** STUDY MATERIAL follows **

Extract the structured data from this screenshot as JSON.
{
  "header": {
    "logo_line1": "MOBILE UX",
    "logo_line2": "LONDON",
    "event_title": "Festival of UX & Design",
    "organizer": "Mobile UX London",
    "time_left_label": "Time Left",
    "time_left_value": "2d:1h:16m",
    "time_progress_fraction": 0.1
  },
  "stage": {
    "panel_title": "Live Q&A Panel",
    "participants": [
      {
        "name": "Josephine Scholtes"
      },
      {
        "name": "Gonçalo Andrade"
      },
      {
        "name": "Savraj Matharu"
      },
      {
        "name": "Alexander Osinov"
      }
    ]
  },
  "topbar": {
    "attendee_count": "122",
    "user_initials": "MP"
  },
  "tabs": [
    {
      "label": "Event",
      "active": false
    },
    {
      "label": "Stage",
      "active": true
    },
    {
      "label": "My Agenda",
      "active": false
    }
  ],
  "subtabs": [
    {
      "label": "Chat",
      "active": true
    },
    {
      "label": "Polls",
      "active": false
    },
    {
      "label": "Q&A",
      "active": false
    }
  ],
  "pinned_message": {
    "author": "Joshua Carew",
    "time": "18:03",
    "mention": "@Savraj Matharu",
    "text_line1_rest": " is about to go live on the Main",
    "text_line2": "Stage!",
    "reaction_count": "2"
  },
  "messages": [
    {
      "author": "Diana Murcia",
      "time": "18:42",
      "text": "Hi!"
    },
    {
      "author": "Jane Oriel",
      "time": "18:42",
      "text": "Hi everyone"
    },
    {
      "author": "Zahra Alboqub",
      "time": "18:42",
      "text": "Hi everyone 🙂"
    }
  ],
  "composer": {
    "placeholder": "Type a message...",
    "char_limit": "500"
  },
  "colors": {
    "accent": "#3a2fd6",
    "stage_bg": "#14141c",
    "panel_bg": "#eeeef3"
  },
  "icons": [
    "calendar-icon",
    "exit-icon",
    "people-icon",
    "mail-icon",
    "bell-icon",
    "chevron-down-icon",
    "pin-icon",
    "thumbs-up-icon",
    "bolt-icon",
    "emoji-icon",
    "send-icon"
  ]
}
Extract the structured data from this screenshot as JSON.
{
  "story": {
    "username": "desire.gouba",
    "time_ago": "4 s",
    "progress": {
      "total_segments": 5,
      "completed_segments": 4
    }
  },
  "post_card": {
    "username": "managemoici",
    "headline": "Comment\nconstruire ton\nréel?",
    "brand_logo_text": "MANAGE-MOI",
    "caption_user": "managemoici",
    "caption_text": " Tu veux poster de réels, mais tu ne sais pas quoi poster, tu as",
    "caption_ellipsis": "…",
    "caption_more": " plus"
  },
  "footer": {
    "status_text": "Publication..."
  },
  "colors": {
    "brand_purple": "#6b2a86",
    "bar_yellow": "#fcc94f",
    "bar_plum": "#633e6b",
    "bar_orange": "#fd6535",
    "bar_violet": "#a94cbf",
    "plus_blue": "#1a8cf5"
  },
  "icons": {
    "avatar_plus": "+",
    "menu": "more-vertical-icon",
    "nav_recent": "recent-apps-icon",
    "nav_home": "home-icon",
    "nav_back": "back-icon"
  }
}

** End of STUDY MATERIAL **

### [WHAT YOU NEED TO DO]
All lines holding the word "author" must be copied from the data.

### [RESULT FOR THIS TASK]
    "author": "Joshua Carew",
      "author": "Diana Murcia",
      "author": "Jane Oriel",
      "author": "Zahra Alboqub",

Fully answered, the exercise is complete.